Is assessment of student learning in ODeL the silver bullet for reforming African higher education?
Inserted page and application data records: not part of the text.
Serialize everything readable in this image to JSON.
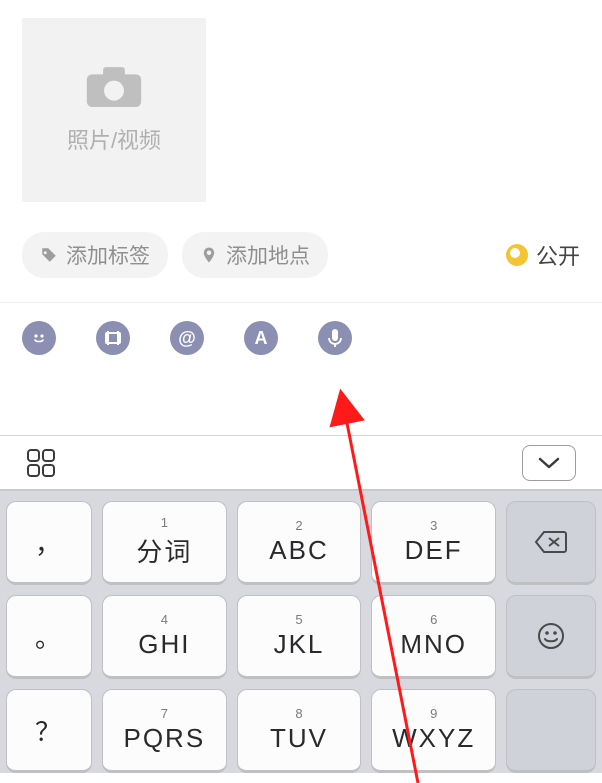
{
  "compose": {
    "photo_label": "照片/视频"
  },
  "chips": {
    "tag_label": "添加标签",
    "location_label": "添加地点"
  },
  "visibility": {
    "label": "公开"
  },
  "keypad": {
    "row1": {
      "k1": {
        "num": "1",
        "lbl": "分词"
      },
      "k2": {
        "num": "2",
        "lbl": "ABC"
      },
      "k3": {
        "num": "3",
        "lbl": "DEF"
      }
    },
    "row2": {
      "k1": {
        "num": "4",
        "lbl": "GHI"
      },
      "k2": {
        "num": "5",
        "lbl": "JKL"
      },
      "k3": {
        "num": "6",
        "lbl": "MNO"
      }
    },
    "row3": {
      "k1": {
        "num": "7",
        "lbl": "PQRS"
      },
      "k2": {
        "num": "8",
        "lbl": "TUV"
      },
      "k3": {
        "num": "9",
        "lbl": "WXYZ"
      }
    },
    "punct": {
      "p1": "，",
      "p2": "。",
      "p3": "？",
      "p4": "！"
    }
  }
}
The introduction of ODeL into the teaching and learning processes within African higher education is rapidly expanding but it has come with major challenges to curriculum development, pedagogical approaches, lecturer and instructor training, assessment of learning outcomes and research. However, the capacity of universities to monitor and evaluate/ assess the impact of ODeL on the teaching and learning environments and outcomes is weak. Key among the challenges facing institutions are: (i) lack of effective and reliable Monitoring (M&E) systems, (ii) weak culture of assessment of student learning and (iii) lack of periodic training and retraining of new and experienced lecturers and instructors in innovative pedagogy. It has now been established that teaching in an ODeL context is complex as it requires multiple pedagogical approaches such as designing/developing content and self-learning course materials for students, conducting online tutorials and short and periodic face-to-face sessions, and fostering virtual and/or face-to-face collaborative learning among students. These pedagogical approaches require different learning assessment techniques; they include the continuous and formative evaluation of the students’ home environment, the periodic face-to-face sessions and the online environments to see how they affect the learning process. This demonstrates that monitoring and evaluating how ODeL is making a difference in the quality of education is an interactive process between lecturers and students. Hence, the need for them to become reflective actors of their teaching and learning.